▸ **About this exercise**:
Go through the data and retrieve each line that includes the string "true".

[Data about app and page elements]
────────────────────
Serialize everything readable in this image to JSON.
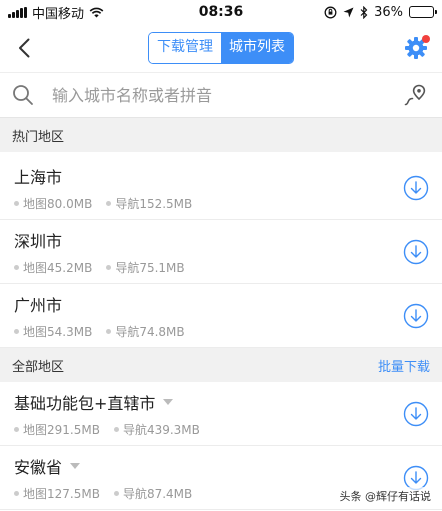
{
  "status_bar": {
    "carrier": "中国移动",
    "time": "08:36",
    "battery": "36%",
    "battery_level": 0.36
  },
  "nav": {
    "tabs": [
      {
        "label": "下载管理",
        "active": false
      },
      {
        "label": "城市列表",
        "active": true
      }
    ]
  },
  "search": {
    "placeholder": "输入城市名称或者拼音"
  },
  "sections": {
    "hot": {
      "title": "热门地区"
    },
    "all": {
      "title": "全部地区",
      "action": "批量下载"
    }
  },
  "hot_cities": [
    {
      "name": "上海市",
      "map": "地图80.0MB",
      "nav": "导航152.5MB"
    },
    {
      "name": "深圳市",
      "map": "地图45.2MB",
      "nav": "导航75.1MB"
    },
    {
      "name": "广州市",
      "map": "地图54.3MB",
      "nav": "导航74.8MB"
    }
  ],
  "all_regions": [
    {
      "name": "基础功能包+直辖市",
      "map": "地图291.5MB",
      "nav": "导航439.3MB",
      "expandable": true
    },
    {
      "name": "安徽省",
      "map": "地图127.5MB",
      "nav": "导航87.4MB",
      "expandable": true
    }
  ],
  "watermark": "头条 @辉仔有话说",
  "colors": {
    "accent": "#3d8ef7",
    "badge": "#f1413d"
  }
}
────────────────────
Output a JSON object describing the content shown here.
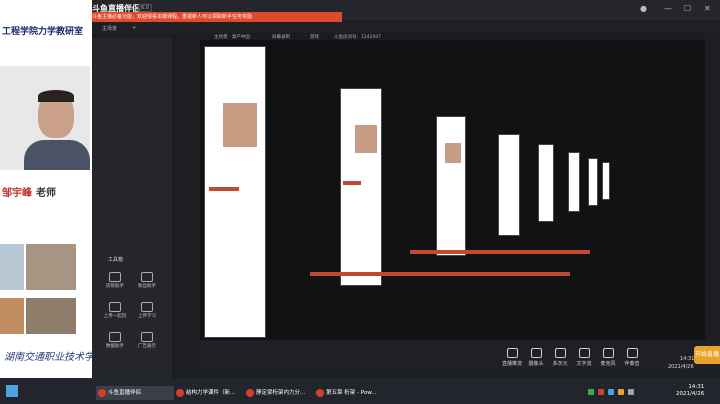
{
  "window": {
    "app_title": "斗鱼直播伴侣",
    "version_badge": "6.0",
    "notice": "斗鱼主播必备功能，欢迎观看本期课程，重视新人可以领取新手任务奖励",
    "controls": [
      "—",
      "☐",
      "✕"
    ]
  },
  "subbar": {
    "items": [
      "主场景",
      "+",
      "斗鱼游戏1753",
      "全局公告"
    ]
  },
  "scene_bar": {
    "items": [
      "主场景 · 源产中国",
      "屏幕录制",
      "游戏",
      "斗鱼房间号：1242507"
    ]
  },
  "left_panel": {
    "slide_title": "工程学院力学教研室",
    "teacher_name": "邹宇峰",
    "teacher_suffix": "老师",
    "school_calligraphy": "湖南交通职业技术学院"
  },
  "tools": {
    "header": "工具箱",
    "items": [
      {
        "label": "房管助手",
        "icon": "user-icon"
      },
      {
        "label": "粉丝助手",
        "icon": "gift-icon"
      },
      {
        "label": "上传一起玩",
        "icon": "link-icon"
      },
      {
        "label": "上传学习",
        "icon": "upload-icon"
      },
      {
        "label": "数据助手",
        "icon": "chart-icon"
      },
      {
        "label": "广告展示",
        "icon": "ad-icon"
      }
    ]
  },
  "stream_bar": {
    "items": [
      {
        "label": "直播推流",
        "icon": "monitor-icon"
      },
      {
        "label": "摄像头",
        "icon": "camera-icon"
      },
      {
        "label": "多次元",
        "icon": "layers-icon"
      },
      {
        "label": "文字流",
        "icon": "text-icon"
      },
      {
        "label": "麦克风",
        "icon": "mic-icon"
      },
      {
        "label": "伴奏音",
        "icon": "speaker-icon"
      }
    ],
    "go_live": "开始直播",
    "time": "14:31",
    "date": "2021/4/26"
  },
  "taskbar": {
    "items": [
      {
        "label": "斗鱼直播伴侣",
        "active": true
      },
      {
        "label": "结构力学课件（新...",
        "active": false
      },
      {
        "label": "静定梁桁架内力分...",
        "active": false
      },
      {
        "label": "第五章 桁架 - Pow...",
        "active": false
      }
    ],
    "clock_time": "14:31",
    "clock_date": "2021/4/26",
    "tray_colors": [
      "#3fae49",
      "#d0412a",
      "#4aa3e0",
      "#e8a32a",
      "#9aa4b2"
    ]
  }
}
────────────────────
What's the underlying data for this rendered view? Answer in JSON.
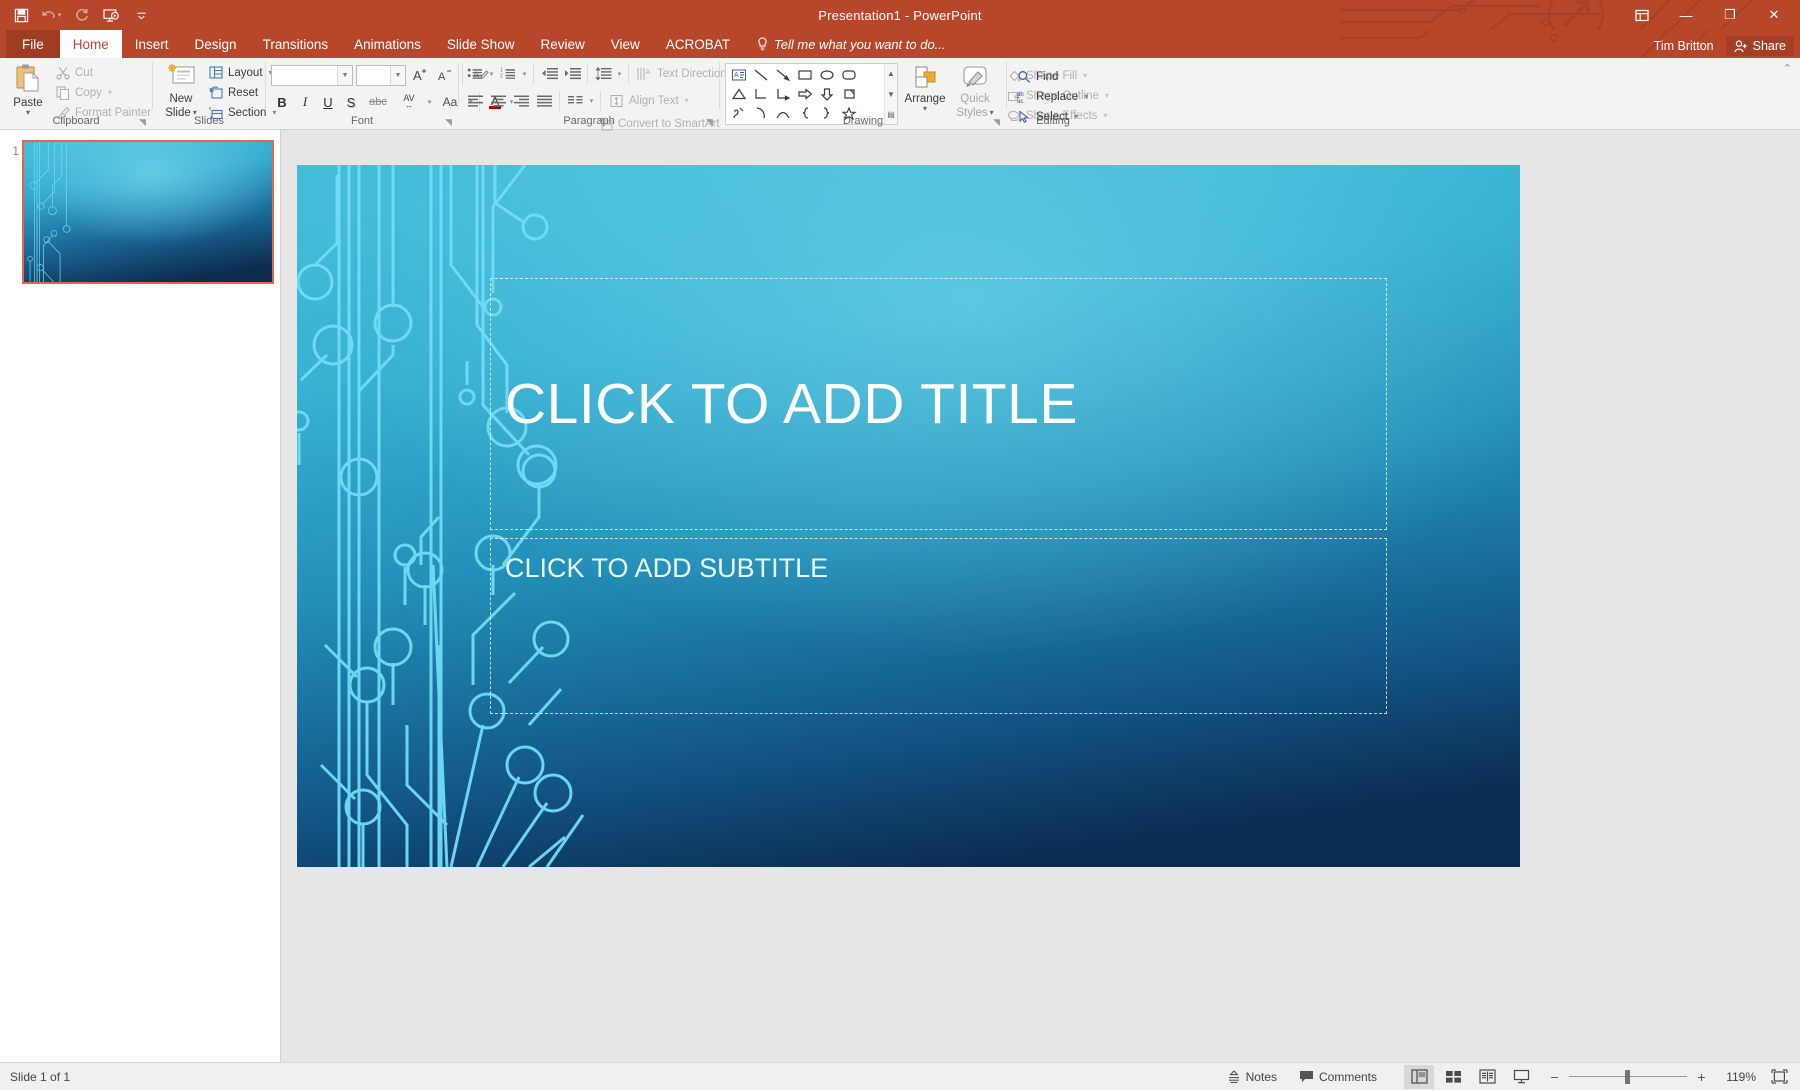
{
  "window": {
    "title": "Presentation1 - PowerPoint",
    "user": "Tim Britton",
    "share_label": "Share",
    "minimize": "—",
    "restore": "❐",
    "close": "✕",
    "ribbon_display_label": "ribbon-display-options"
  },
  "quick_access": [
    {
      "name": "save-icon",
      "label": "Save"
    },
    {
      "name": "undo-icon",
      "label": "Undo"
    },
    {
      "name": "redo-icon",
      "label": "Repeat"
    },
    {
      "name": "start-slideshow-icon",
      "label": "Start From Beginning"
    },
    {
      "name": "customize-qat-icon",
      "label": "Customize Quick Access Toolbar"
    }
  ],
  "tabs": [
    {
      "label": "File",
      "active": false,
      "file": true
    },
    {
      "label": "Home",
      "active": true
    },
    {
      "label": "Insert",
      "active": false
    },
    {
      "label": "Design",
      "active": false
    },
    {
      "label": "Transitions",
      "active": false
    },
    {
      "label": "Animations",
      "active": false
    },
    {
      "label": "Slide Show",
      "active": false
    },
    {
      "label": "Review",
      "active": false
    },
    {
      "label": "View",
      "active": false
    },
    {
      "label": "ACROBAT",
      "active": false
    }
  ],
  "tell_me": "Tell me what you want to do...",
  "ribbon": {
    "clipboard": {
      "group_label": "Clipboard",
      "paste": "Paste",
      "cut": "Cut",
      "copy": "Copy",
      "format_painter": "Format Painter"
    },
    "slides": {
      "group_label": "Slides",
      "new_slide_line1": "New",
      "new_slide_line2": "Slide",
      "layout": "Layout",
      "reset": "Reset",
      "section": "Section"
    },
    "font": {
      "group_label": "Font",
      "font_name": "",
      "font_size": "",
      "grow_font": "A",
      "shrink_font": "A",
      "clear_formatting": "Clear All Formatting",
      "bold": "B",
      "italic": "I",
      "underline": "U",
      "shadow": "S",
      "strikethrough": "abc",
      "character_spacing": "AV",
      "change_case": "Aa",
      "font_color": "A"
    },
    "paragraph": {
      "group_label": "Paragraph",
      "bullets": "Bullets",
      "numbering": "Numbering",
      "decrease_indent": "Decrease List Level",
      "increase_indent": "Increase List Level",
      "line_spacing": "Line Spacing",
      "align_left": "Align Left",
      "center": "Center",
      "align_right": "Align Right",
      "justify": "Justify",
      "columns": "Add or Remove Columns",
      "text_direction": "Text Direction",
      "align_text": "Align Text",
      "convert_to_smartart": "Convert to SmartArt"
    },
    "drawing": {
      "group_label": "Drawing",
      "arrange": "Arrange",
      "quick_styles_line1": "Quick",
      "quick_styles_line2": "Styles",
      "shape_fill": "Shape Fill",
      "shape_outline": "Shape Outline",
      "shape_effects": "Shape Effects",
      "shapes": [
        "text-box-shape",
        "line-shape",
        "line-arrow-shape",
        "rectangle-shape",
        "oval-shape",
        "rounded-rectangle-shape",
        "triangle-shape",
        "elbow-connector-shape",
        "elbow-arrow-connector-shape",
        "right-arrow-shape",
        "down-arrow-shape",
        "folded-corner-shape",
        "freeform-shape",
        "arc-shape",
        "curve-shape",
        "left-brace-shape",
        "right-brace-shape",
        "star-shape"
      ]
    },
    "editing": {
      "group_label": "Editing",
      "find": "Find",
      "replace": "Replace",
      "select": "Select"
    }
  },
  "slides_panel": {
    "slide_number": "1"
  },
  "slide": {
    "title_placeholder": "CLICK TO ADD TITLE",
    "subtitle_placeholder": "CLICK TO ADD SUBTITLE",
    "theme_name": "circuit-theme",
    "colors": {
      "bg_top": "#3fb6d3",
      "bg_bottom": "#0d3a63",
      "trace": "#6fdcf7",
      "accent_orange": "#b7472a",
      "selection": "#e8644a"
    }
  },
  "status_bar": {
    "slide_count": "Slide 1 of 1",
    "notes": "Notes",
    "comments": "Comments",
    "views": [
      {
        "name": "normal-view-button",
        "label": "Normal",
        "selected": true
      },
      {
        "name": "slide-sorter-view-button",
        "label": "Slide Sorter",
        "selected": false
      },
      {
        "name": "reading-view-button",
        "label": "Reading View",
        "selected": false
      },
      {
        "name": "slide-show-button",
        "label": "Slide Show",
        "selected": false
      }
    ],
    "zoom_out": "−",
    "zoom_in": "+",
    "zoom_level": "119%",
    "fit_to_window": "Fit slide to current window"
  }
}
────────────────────
▸ **Worked solution**:
        "active": true
      "expandable": true
      "expandable": true
        "active": true
      "file": true
      "active": true
        "selected": true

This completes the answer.